Hundreds of people in the community west of Kingston, Ont., still haven't been connected to safe drinking water.
For the past 14 years, Andrew Brant and many others on Tyendinaga Mohawk Territory have had to haul all their water to their homes one jug at a time.
His arms, and those of most fellow residents, will get a well-deserved break as the southeastern Ontario First Nation west of Kingston lifted five long-term water advisories on March 28 as they expanded connections to a new water treatment plant.
The advisories had been in place since 2008.
"It was nice being able to have a shower at whatever length I wanted," said Brant, who also owns a local organic coffee company and bakery. "It was nice to not get out of the shower smelling still… You get out smelling fresh and clean."
Brant says lifting these water advisories has lifted a weight off the shoulders of the community, literally and figuratively.
"Accessibility to water has been the hugest thing for us when it comes to resources, when it comes to development," he said.
"We're able to do more things. We see different businesses thriving."
After 14 years the boil water advisory has lifted for most of the Tyendinaga Mohawk Territory and Andrew Brant says that it’s lifted a weight off his shoulders.
'Long period of neglect'
Chief R. Don Maracle said of the approximately 1,012 homes in the community, 786 have now been connected with safe drinking water.

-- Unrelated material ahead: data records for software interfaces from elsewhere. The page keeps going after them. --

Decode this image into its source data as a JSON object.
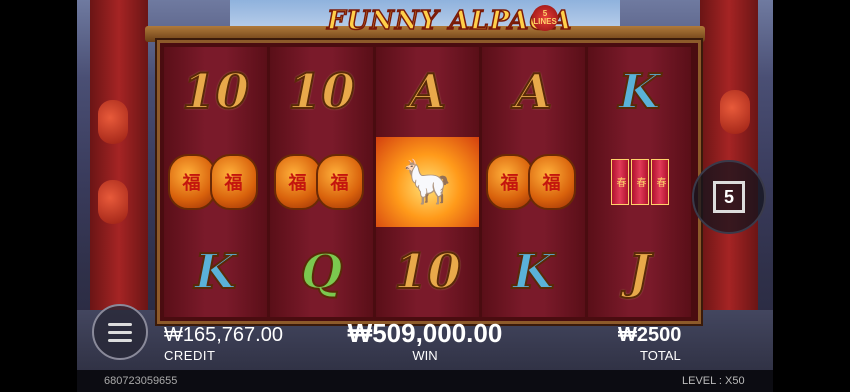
{
  "game": {
    "title": "FUNNY ALPACA",
    "lines_badge": "5 LINES"
  },
  "reels": [
    [
      {
        "type": "text",
        "text": "10",
        "color": "gold"
      },
      {
        "type": "lanterns",
        "text": "福"
      },
      {
        "type": "text",
        "text": "K",
        "color": "blue"
      }
    ],
    [
      {
        "type": "text",
        "text": "10",
        "color": "gold"
      },
      {
        "type": "lanterns",
        "text": "福"
      },
      {
        "type": "text",
        "text": "Q",
        "color": "green"
      }
    ],
    [
      {
        "type": "text",
        "text": "A",
        "color": "gold"
      },
      {
        "type": "alpaca",
        "text": "🦙"
      },
      {
        "type": "text",
        "text": "10",
        "color": "gold"
      }
    ],
    [
      {
        "type": "text",
        "text": "A",
        "color": "gold"
      },
      {
        "type": "lanterns",
        "text": "福"
      },
      {
        "type": "text",
        "text": "K",
        "color": "blue"
      }
    ],
    [
      {
        "type": "text",
        "text": "K",
        "color": "blue"
      },
      {
        "type": "firecracker",
        "text": "春"
      },
      {
        "type": "text",
        "text": "J",
        "color": "gold"
      }
    ]
  ],
  "lines_button": {
    "value": "5"
  },
  "credit": {
    "value": "₩165,767.00",
    "label": "CREDIT"
  },
  "win": {
    "value": "₩509,000.00",
    "label": "WIN"
  },
  "total": {
    "value": "₩2500",
    "label": "TOTAL"
  },
  "footer": {
    "round_id": "680723059655",
    "level": "LEVEL : X50"
  },
  "icons": {
    "menu": "hamburger-menu-icon"
  }
}
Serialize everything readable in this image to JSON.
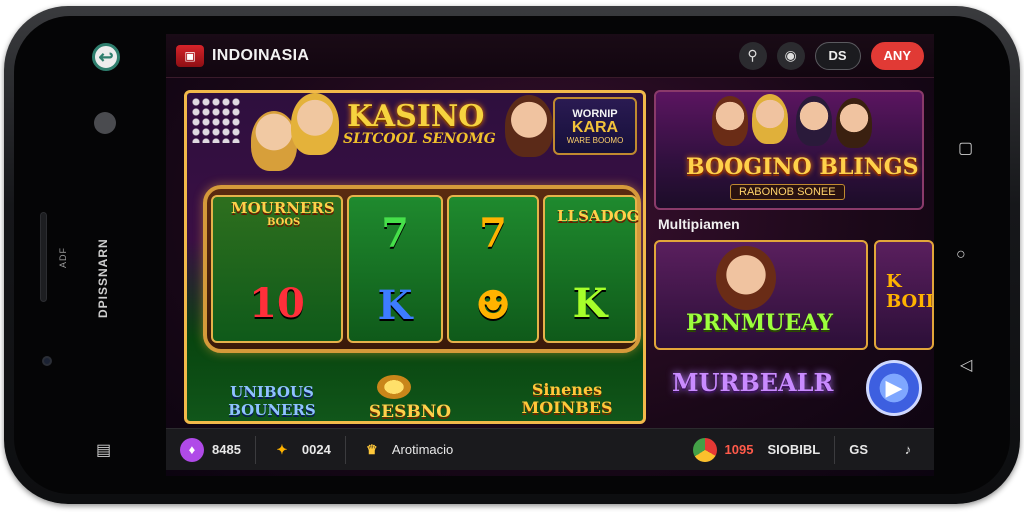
{
  "colors": {
    "accent_red": "#e13a35",
    "gold": "#f6d33f",
    "frame": "#f2b94a",
    "screen_bg": "#1a0818"
  },
  "device": {
    "left_side_text": "DPISSNARN",
    "left_small_text": "ADF",
    "icons": [
      "home-button-icon",
      "apple-logo-icon",
      "speaker-grille",
      "front-camera-icon",
      "menu-glyph-icon"
    ],
    "right_icons": [
      "square-nav-icon",
      "circle-nav-icon",
      "back-nav-icon"
    ]
  },
  "topbar": {
    "brand": "INDOINASIA",
    "search_icon": "search-icon",
    "record_icon": "record-icon",
    "lang_label": "DS",
    "action_label": "ANY"
  },
  "main_slot": {
    "title": "KASINO",
    "subtitle": "SLTCOOL SENOMG",
    "badge": {
      "line1": "WORNIP",
      "line2": "KARA",
      "line3": "WARE BOOMO"
    },
    "reel_left_label": "MOURNERS",
    "reel_left_sub": "BOOS",
    "reel_right_label": "LLSADOG",
    "reels": [
      {
        "top": "",
        "bottom": "10"
      },
      {
        "top": "7",
        "bottom": "K"
      },
      {
        "top": "7",
        "bottom": ""
      },
      {
        "top": "",
        "bottom": "K"
      }
    ],
    "lower_left": "UNIBOUS\nBOUNERS",
    "lower_center": "SESBNO",
    "lower_right": "Sinenes\nMOINBES"
  },
  "feature_card": {
    "title": "BOOGINO BLINGS",
    "subtitle": "RABONOB SONEE"
  },
  "section_title": "Multipiamen",
  "mp_cards": [
    {
      "label": "PRNMUEAY"
    },
    {
      "label": "K\nBOIL"
    }
  ],
  "bottom_promo": "MURBEALR",
  "fab_icon": "play-icon",
  "bottombar": {
    "items": [
      {
        "icon": "gem-icon",
        "value": "8485"
      },
      {
        "icon": "coins-icon",
        "value": "0024"
      },
      {
        "icon": "trophy-icon",
        "value": "Arotimacio"
      },
      {
        "icon": "chrome-icon",
        "value": "1095"
      },
      {
        "icon": "",
        "value": "SIOBIBL"
      },
      {
        "icon": "",
        "value": "GS"
      },
      {
        "icon": "music-icon",
        "value": ""
      }
    ]
  }
}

"In Indigenous communities, there has been a long period of neglect to these issues … so the government has to spend millions of dollars to get caught up," said Maracle, who added he had to lobby hard to get the government to help build a $27.6 million water treatment plant.
For those who still can't access clean drinking water inside their homes, fill stations were installed on the territory with the opening of the treatment plant. Before those stations, residents had to travel off-reserve to purchase water in bulk.
Maracle said they continue to work to close the water access gap for that 25 per cent of households still without clean water. That advisory also dates back to 2008.
Justice Brown, a young mom living with her toddler on a homestead in Tyendinaga, has to travel for showers and water for the crops and three goats.
She hopes to connect to the water supply by the time the house she's building is completed but said it's difficult waiting for something as essential to human life as clean water, especially since there are municipalities just minutes down the road where access to clean water is a given.
"I know it's coming. I'm just trying to have that patience and hold out hope … but it's definitely a struggle," she said.
New deadline of 2025 to end all advisories
Tyendinaga is one of 20 First Nations in Ontario that still have federal long-term drinking water advisories in place, mostly in the northwest.
The federal government originally set a deadline to end all advisories by March 2021, which was one of Justin Trudeau's key election promises during the 2015 campaign. Now the government has set its sight to 2025.
As of March 2022, a total of 131 long-term drinking water advisories have been lifted and 34 remain throughout Canada, located in Ontario, Saskatchewan, and Alberta.
Most are in Ontario and Tyendinaga's is the furthest east.
"We can lament, you know, how long it took, but I think we have to celebrate the fact that these are milestone accomplishments," said Maracle this week.
He said Tyendinaga is expecting additional federal funding toward water, which the reserve plans to use to expand the water lines to cover the entire community.
"I just hope that the need for safe drinking water will continue to be a high priority of the government of Canada," he said.